Bazzeo Kitchen: Very exciting. Above you see an induction cook top which is installed below a stone counter. Only engraved rings indicating the location of the induction plates otherwise you see an continuous stone counter. Elegant and easy to clean

Another new invention by Bazzeo Kitchen is their movable counter top. Ideal for small spaces. See movie below



video

And lastly some fun with a cocktail set from Stelton....

an elk....





and a leather sofa



A few more links for items we really like but we didn't take picture of them

Beautiful wood and concrete light fixtures: www.portokalidesign.com

Juniper THIN Chandelier: www.juniper-design.com

Basaltina Mosaic: http://basaltina.it/english/multi-gallery/mosaics.htm


 

Tuesday, May 10, 2016

Smart Water Table by DAS






3 empty water bottles patiently stood next by my desk awaiting their fate.  My office building does not recycle plastic. As I toyed with disposal possibilities that created mounting alarm in my business partner, I took a closer look. The shape of a Smart water bottle is very elegant, and the side with the semi transparent caps has an especially strong aesthetic quality.  Recycling a potential contributor to a land-fill as inexpensive furniture seemed an obvious, if not original idea!   Our office waiting area lacked a coffee table - and this seemed a natural fit. The objective for this project was to create a table out of reused and reclaimed materials
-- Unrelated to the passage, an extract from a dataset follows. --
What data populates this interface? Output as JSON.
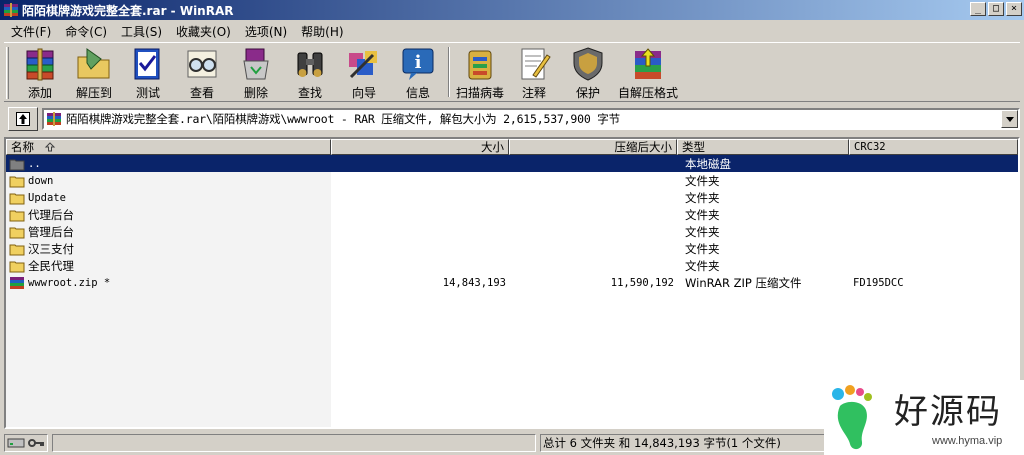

The base of the table consists of Smart water bottles melted together with a Weld-On plastic adhesive.  The table top is a slab of Varia Ecoresin which is in turn made of 40% pre- consumer recycled content from the 3-Form reclaim program. The reclaim program reuses and recycles materials removed from installations or panels damaged in production. It prevents panels from entering the landfill and extends their useful life. By filling the bottles with colored beads (recycled), crumpled fabric or light powder, the tables can be uniquely customized to an individual's taste - and yes, if they are willing, to their mood!





 




















The table top slab stays in place with its own 25 lb weight. It's semi-transparency matches that of the bottle caps.  The basic element of the base is a frustum of nine bottles each - three frusta are used. Depth and sculpture are introduced by offsetting selected bottles and flipping their direction.  The pattern created in this manner appears as two triangles and a seemingly suspended truncated triangle in the middle.  The outer two triangles book-end a flattened U that supports the middle triangle.  The spaces between the supports is used to store newspapers, magazine and books. 


Another option as a table top is plywood painted with chalk paint. It adds color and can be drawn on.







Similar to Duchamp's Readymades, this design moves the water bottles from garbage to a functional piece of design in a new context.  While not tailored for mass production, it uses leftovers from mass production as its components and provides a high level of contextual customization.

Thursday, March 24, 2016

Fire Island House Completed!

 We have designed our 3rd House on Fire Island which is already listed for sale.

Thank you Doreen Katen of Fire Island Properties for the great write up and the pictures.


Please see link for more information: http://www.fireislandpines.com/properties/418-ocean-walk-2/